MZ: I only recently read Redemption Song and I agree. It put sports and politics into proper context. Since your book takes its title and cover image from the amazing life of Muhammad Ali, talk to me about how The Greatest’s radical stances have been sanitized.

DZ: Ali is a terrific and terrible example of how one’s political teeth can be extracted with extreme prejudice. A common analysis of the Black Power movement of the 1960s is that one wing was co-opted and one was destroyed. Ali in some respects in the physical representation of that process. He has certainly been co-opted. Louisville, the city that once renounced him through a city council decree, now has a highway named in his honor. He was used to “sell” the war on terror to the Muslim world by the state department. His image hawks everything from Sprite to Microsoft. That said, he was also destroyed. The stripping of his title meant that when Ali returned to the ring after his many years of absence, he was slower and had to rely on his ability to take a punch. This no doubt led to his current medical condition.

MZ: Forty years after Ali created that stir, Pat Tillman is the standard by which athletes are measured, vis-à-vis politics and patriotism. I took some hits for my challenging of the Tillman-as-hero motif — what kind of response did you get?

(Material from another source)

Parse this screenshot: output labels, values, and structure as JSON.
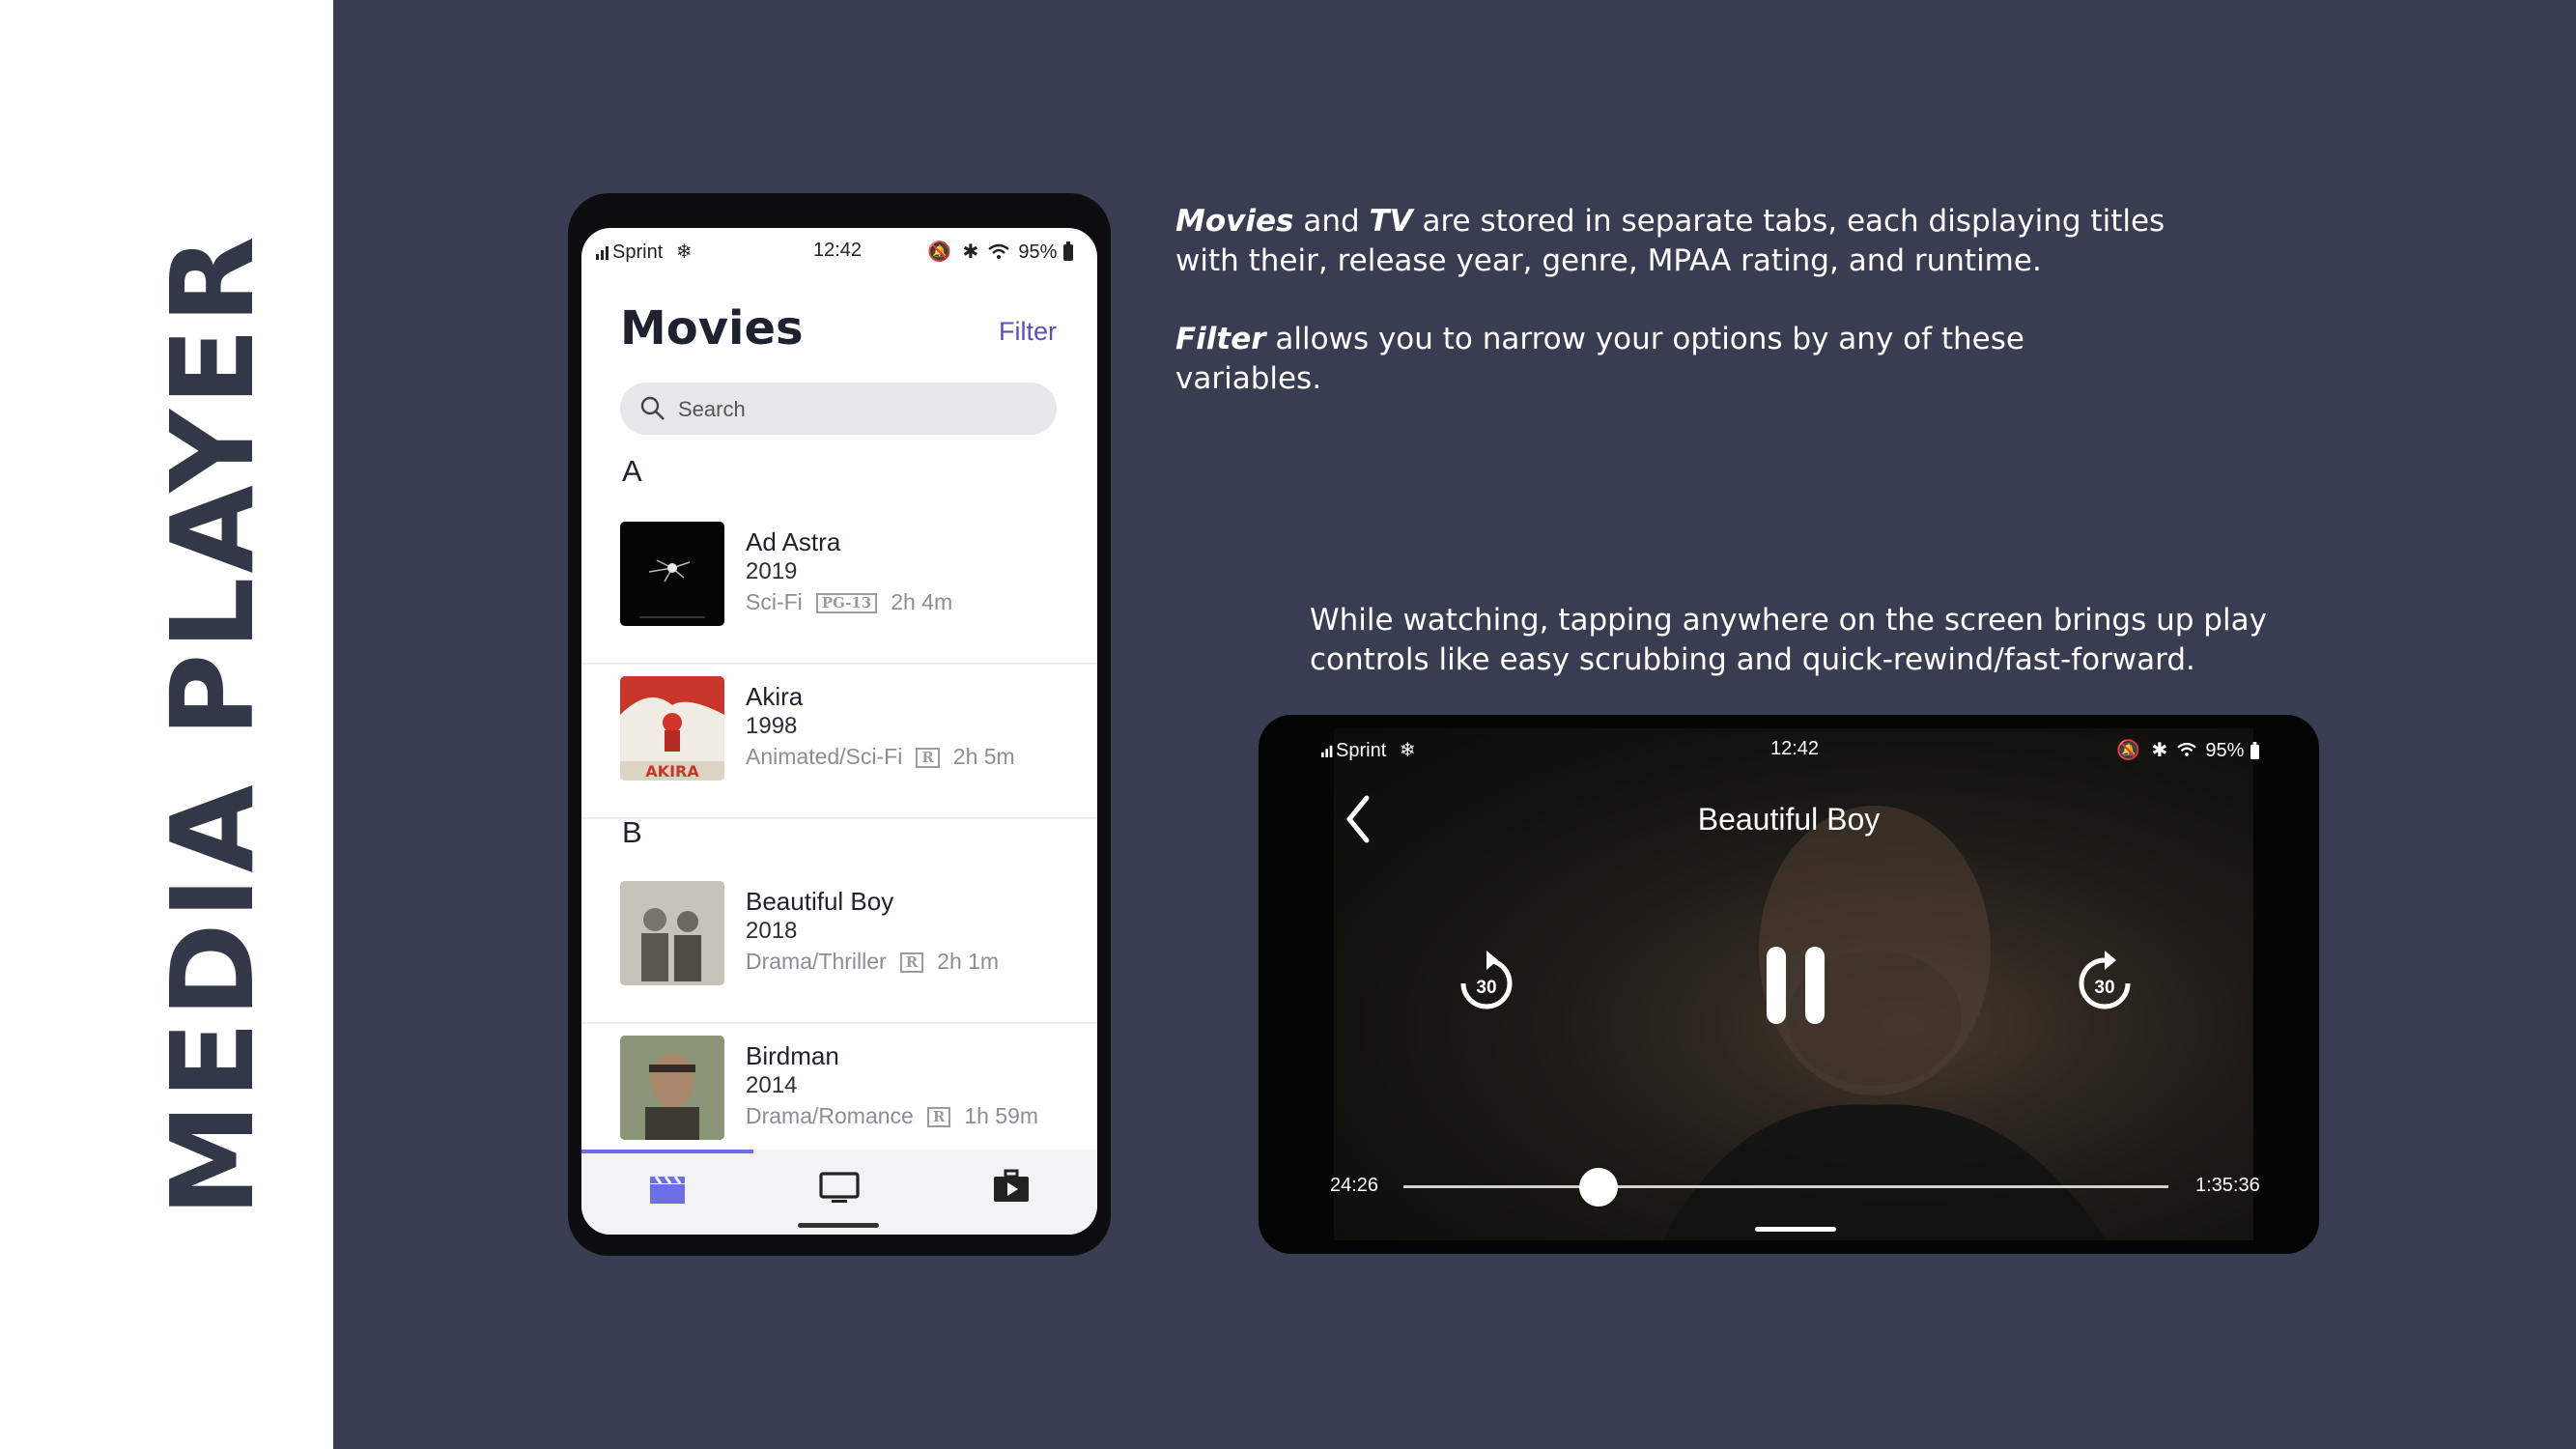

DZ: I wrote two rounds of articles on Tillman. The first was about how his death was being exploited in a manner that Tillman himself would have been repulsed by. I wrote that, to the Pentagon, Tillman was far more useful dead than alive. This got me everything from death threats to profanity laced tirades, to legitimate thank you’s from people, including one man who played in high school with Pat Tillman. When the recent story emerged that Tillman was killed by Friendly Fire and his parents and family were LIED TO by the government so they could have a feel-good hero’s funeral, I wrote about Tillman again. This time the haters, crackpots, and chickenhawks didn’t have the guts in the face of the sick and sorry truth: that Tillman’s death was exploited for the aims of this war. This is an obscenity, and we should call it out as such.

MZ: Do you think if Tillman had talked with Charles Barkley, Etan Thomas, or Toni Smith (all featured in Zirin’s book) before he enlisted, he might have stayed home and found other ways to fight for justice?

DZ: Who can say? I know that Pat Tillman — like many people around the world — was shocked and outraged by the events of September 11th and saw joining the Army Rangers as an appropriate response. I think it’s less about other athletic figures talking him out of enlisting, than his parents Mary and Pat senior, who knowing what they know now, would have — I believed — moved heaven and earth to keep him home.

MZ: Is it more likely that your book can lead the ESPN crowd to examine their political convictions (or lack thereof) or inspire lefties to appreciate the complex world of sports? Would one please you more than the other?

DZ: Honestly, that is my goal and I view them of equal import. I want to see activists take the nexus of sports and politics more seriously. Last week I was at a poetry reading by Wizards backup Power Forward Etan Thomas — poems about the war in Iraq, the death penalty, and political corruption, and there was no one from the DC “left” there. That to me is a problem. I also want the book to be a way for sports fans who love sports but are just sick of the way they are packaged to not only have an outlet but a recognition
that there is a tradition of people just like them: both on the field and in the stands.

Etan Thomas, More than an Athlete

Dave Zirin’s new book, What’s My Name, Fool! Sports and Resistance in the United States, is now in stores. You can receive his column Edge of Sports, every week by e-mailing <edgeofsports-subscribe@zirin.com>. Contact him at <dave@edgeofsports.com>.


Mickey Z. is the author of several books including the soon-to-be-released There Is No Good War: The Myths of World War II (Vox Pop) and 50 American Revolutions You’re Not Supposed to Know: Reclaiming American Patriotism (Disinformation Books). He can be found on the Web at <http://www.mickeyz.net>.


|

Comments are closed.